The answer should consist of each line from the data below that includes "value".

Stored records

..........

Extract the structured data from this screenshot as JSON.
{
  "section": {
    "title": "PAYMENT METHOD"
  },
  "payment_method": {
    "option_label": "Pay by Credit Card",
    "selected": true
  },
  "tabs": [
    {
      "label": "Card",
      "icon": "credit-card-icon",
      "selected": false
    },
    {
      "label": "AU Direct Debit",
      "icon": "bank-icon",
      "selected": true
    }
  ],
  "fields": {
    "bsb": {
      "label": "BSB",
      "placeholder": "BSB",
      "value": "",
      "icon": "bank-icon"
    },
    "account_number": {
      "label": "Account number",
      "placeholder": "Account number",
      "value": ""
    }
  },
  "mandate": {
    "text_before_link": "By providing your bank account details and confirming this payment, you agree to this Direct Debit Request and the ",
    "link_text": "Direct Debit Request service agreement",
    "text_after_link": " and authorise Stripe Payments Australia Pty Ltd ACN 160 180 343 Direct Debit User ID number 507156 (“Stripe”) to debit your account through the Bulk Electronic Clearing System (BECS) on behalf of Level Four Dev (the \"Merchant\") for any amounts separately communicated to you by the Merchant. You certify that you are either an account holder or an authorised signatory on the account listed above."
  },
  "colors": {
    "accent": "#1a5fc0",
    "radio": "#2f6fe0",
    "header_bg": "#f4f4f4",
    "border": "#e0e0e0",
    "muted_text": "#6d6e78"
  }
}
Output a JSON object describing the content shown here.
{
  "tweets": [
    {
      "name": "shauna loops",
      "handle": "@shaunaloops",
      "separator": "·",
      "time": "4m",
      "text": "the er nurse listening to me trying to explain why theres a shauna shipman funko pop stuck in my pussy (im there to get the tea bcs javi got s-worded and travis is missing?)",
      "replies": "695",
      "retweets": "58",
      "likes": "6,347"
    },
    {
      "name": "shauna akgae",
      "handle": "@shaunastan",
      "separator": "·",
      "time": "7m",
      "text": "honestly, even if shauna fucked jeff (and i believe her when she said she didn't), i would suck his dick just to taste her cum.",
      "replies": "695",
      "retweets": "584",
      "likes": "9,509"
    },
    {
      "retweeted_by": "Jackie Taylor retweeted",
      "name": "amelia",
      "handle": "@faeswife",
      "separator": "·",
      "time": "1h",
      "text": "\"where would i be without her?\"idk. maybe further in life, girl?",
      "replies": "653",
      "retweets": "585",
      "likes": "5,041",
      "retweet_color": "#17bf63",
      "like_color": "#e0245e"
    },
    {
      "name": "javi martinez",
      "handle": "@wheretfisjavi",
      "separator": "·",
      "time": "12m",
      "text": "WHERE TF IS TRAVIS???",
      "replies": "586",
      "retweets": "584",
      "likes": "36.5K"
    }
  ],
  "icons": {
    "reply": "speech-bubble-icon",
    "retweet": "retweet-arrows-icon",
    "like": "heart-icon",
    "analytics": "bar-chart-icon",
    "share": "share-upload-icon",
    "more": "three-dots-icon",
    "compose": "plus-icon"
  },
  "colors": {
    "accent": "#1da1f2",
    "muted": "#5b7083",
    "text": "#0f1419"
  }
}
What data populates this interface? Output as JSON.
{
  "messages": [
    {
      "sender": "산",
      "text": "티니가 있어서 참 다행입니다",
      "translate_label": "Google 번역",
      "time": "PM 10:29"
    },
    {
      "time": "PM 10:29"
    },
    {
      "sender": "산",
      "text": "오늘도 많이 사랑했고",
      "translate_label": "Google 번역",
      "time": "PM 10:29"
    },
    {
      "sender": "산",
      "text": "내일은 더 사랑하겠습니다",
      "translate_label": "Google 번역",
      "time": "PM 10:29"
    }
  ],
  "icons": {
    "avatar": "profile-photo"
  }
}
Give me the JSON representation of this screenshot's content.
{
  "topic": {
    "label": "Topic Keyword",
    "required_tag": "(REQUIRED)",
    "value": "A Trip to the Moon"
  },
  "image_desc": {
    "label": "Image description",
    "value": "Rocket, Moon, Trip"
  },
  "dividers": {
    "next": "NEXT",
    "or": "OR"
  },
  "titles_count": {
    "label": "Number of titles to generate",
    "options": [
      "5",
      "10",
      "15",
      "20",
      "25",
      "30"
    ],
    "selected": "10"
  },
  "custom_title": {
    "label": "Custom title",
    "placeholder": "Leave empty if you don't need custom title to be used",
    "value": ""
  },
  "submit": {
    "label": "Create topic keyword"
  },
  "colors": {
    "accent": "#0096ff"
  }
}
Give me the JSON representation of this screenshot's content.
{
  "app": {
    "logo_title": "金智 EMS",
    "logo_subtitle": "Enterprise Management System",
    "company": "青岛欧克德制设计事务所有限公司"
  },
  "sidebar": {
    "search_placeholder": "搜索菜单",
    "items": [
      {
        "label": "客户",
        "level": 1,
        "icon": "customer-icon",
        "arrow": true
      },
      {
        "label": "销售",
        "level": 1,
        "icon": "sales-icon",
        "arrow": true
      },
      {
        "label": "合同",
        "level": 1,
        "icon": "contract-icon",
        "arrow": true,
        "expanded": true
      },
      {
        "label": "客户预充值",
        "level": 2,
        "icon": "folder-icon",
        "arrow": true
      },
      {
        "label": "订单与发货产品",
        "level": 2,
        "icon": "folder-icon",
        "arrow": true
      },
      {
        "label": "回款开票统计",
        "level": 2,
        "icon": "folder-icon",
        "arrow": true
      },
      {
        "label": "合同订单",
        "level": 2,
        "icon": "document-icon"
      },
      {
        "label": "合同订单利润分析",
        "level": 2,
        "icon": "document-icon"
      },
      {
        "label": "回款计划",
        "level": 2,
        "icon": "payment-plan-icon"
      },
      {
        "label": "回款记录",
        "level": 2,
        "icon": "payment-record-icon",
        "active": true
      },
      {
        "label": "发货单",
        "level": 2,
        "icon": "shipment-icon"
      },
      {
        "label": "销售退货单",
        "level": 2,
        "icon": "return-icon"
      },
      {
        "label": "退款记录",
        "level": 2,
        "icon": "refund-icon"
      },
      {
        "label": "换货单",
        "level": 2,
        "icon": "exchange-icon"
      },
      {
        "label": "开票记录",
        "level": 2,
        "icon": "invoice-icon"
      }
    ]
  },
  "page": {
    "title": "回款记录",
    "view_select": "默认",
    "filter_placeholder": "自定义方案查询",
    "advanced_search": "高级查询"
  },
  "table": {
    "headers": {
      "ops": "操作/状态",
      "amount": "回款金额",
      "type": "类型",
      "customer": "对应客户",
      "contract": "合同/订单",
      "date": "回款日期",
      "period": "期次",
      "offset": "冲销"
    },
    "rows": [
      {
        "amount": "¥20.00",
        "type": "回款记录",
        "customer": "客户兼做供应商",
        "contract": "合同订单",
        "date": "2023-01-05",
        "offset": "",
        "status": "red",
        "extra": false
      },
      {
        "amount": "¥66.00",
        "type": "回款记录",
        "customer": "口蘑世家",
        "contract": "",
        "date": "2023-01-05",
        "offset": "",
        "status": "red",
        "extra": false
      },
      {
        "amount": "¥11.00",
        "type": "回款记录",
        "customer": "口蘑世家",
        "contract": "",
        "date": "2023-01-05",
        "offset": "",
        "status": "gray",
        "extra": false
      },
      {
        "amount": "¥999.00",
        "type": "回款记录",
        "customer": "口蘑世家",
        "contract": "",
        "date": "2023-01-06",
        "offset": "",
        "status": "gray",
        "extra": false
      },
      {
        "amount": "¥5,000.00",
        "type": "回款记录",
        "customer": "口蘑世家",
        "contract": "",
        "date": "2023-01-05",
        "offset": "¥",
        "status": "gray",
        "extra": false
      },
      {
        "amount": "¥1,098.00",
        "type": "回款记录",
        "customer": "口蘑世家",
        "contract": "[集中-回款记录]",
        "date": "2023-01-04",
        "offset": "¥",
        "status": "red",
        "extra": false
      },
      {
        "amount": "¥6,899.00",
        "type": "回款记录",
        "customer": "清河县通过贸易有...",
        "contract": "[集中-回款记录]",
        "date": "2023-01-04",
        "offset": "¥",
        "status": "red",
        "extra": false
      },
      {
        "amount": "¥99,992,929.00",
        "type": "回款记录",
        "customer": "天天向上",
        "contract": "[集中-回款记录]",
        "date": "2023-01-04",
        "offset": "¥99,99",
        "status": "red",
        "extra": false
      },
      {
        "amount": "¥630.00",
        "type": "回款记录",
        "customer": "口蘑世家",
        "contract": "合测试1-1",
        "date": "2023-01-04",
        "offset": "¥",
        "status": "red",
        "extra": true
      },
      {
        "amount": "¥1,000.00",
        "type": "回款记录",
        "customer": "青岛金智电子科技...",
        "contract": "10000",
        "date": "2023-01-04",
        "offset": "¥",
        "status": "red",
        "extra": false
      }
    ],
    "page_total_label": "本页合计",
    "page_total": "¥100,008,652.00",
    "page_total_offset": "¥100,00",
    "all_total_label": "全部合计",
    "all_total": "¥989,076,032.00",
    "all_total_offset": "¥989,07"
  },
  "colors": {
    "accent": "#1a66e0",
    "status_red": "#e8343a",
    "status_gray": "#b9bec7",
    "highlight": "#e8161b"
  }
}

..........

TASK ANSWER
      "value": "",
      "value": ""
    "value": "A Trip to the Moon"
    "value": "Rocket, Moon, Trip"
    "value": ""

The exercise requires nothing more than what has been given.